She had expressive language problems, and other children didn’t have the patience to listen while she tried to get her thoughts out.

A speech and language therapist friend diagnosed Semantic Pragmatic Disorder – associated with ASD – and then the school’s Senco suggested a paediatrician assess her.

This involved me being questioned me for 20 minutes, Hayley seen for two minutes, and there it was – a diagnosis of ASD.

I was sad, mourned the person she wouldn’t become that I’d thought she would, worried about her future happiness.

But the main thing was to get her the right support – not that a diagnosis helped, with no SEN statement.
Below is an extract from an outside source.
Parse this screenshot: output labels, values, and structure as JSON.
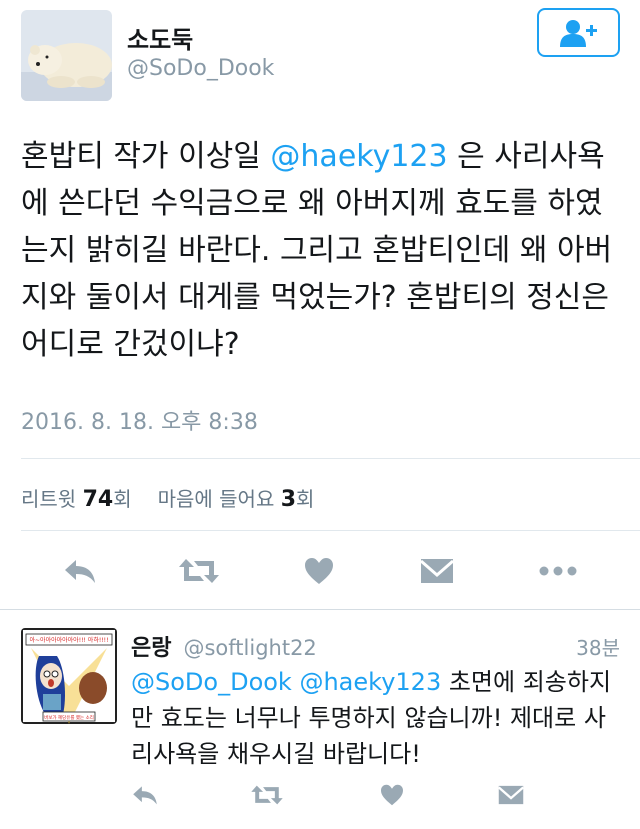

And so ensued the battle we’ve waged ever since.

We’ve had fantastic support from NDCS, but there was no provision in school for ASD.

“It was hard to figure out which issues were due to deafness and which to ASD”

It was hard to figure out which issues were due to deafness and which to ASD. My own answer was to throw Hayley at everything in life I could, to gain as much experience as possible to help fill out her missing ‘insight’. Guides, judo, tennis, our local NDCS group and later Air Cadets.

Gradually we saw a change in her. Though still one or two steps behind her peers, as she matured she was ‘getting’ stuff more – life, people, social situations, jokes, irony.

She’d always had empathy, shared nicely, been considerate and thoughtful – but weren’t these all the things ASD isn’t?

“I began to question the diagnosis”

I began to question the diagnosis. At an appointment with the chief paediatrician, I couldn’t help notice her quizzical look as Hayley smiled, made eye contact, chatted, laughed.

The woman shot me a look: ‘It’s almost impossible to see any traits…?’

I nodded emphatically, she offered to have Hayley re-assessed and here we are here today.

So Hayley has lost her instant explanation shield when people look at her askance, pick up on her struggles.

But on the plus side, I think she’ll keep improving with experience, especially as her confidence grows and she helps those around her to be deaf aware and more understanding of the issues involved.